Notably, education is one of the factors that determine the standard of living in the world today. Education is merely the passing of skills, knowledge, and information to student by their teachers. It affects different aspects of human life, namely political, social, and economical. Education trains people to explore their potentials to optimum level regardless of gender, race nationality, or background. Certainly, education is an important and lucrative form of human capital that helps in furthering economic escalation as well as improving general productivity of a nation. In Bangladesh education is poorly developed. Furthermore, the rate of literacy is at its minimal, with significant disparity between male and female literacy level. In the recent years the level of illiteracy has been reducing tremendously, for example in the year 1998 Bangladesh received International Literacy award from UNESCO. It is assumed that by the year 2005 Bangladesh will be illiteracy-free. In fact the girl child has overtaken the boy child in education.
In Bangladesh, the education systems comprises of four systems running independently: private schools, government schools, NGOs run schools as well as Madras’s. In all this system the government serves majority of the students. Based on 2001 Education watch statistics, access to education has been at an increase for the last twenty years. This is so because gender equity and enrollment rates have increased, decline in school dropouts, and proper management of education.
Problems facing education in Bangladesh
Education in Bangladesh has faced a lot of challenges. This barriers has rendered accessibility of education different, especially to those students who come from poor families. Facilities in schools are not to standard. Despite the fact that government schools have put more focus on improveing and installing new facilities, most of the classrooms are not safe and clean. They lack basic needs such as working toilets, textbooks, and blackboards (Chowdhury 48).
The government of Bangladesh has put more concentration on urban schools, resulting to poor educational access in the country. Furthermore, the infrustural facilities such as roads are very poor. Hence, it is difficult to facilitate education in the country site. Additionally, there are no schools in the urban periphery there are no schools (Chowdhury 54).
Access to education is very difficult in the rural areas. Many of the schools in the rural are far, overcrowded and above all insecure. Therefore, the parents protect their children especially girls, rather than allowing them to travel for long distance to attend schools. Lack of food also is a challenge to many students.
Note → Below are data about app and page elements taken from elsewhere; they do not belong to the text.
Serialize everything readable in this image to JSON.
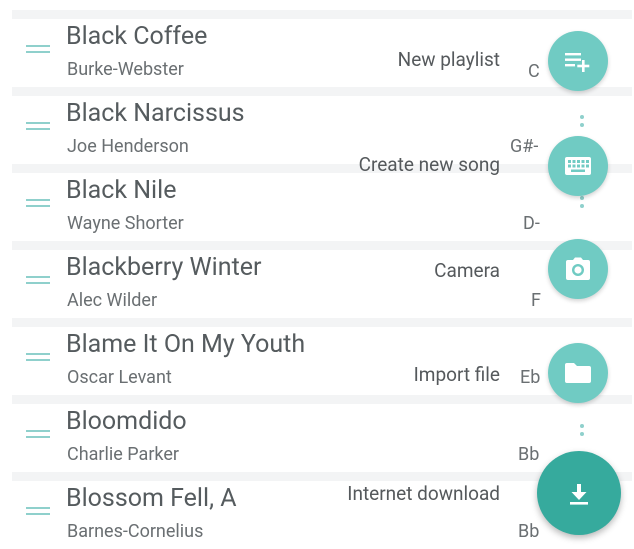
{
  "songs": [
    {
      "title": "Black Coffee",
      "artist": "Burke-Webster",
      "key": "C"
    },
    {
      "title": "Black Narcissus",
      "artist": "Joe Henderson",
      "key": "G#-"
    },
    {
      "title": "Black Nile",
      "artist": "Wayne Shorter",
      "key": "D-"
    },
    {
      "title": "Blackberry Winter",
      "artist": "Alec Wilder",
      "key": "F"
    },
    {
      "title": "Blame It On My Youth",
      "artist": "Oscar Levant",
      "key": "Eb"
    },
    {
      "title": "Bloomdido",
      "artist": "Charlie Parker",
      "key": "Bb"
    },
    {
      "title": "Blossom Fell, A",
      "artist": "Barnes-Cornelius",
      "key": "Bb"
    }
  ],
  "fab_menu": {
    "new_playlist": "New playlist",
    "create_song": "Create new song",
    "camera": "Camera",
    "import_file": "Import file",
    "internet_download": "Internet download"
  },
  "icons": {
    "new_playlist": "playlist-add-icon",
    "create_song": "keyboard-icon",
    "camera": "camera-icon",
    "import_file": "folder-icon",
    "internet_download": "download-icon",
    "drag": "drag-handle-icon"
  },
  "colors": {
    "fab_small": "#70cbc3",
    "fab_main": "#36aa9d",
    "accent_light": "#8fd0cc"
  }
}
The quality of training in which teachers attend is very poor. Teachers don’t use what they learn from PTI (Primary teacher institute) and BRAC (Chowdhury 70). For example, we find that there are some teachers who are well conversant with teaching Quran, yet in schools they go ahead and teach sciences. There is also poor supervision and interaction between teachers and students.
Perhaps, most of the teachers use a lot of money to secure a job. But as they secure a job, the amount of salary they receive is very low. This rate of payment reduces the morale of teachers in teaching. Statistically, approximately 40,000 teachers are needed every year to replace those who die, retire, and change to other jobs. This number cannot be achieved, leading to shortage of teachers in schools.
Arguably, class sizes as well as attendance is not to proportional. Government schools rarely prioritise the ratios. In most cases, teacher to student ratios are very high as 1: 60.The capacity of the classrooms and seats do not accommodate all the students. In fact overcrowding in classrooms is among the reasons why students don’t attend school (Sharafuddin).
The government has put in place poor curriculum called Rote-learning. The materials used in schools are very irrelevant in the lives of people. The curiculum too does not give room for other extracurricular activities. Students are given a lot of homework which they cannot complete, leading to school dropout, frustrations, and failure.
Solutions to the problems
Possibly, the lasting solution to all these problems should come from the government. This is because the government has information required to plan on the education system. The government should ensure that they build infrastructures in the country. This includes roads, hospitals, and schools. This will lead to easy access of schools and decrease in congestion in classrooms (Shahidur 32)
The government should help in supporting NGO in the running of schools in the rural areas. This can be done through provision incentives to the people in rural areas, improving teacher training facilities, as well as adjusting the curriculum. The curriculum should be flexible to give students time to help their parents (Chowdhury 84).
The government and NGO should manage well the funds provided by the World Bank in promoting investments in the education sector. Additionally, some agencies have come to the rescue of education this include FSSAP (Female Secondary School Assistance Project) and GEP (General Education Project). As far as education is concern, religion and politics should not affect the progressive steps of improving education.
Chowdhury, M. Renewed Hope, Daunting Challenges: State of Primary Education in
Bangladesh. Dhaka: University Press Limited, 2002.
Shahidur, R. Education Achievements, and School Efficiency in Rural Bangladesh. New York:
Sharafuddin, A.M. Innovations in Primary Education in Bangladesh. From website: Retrieved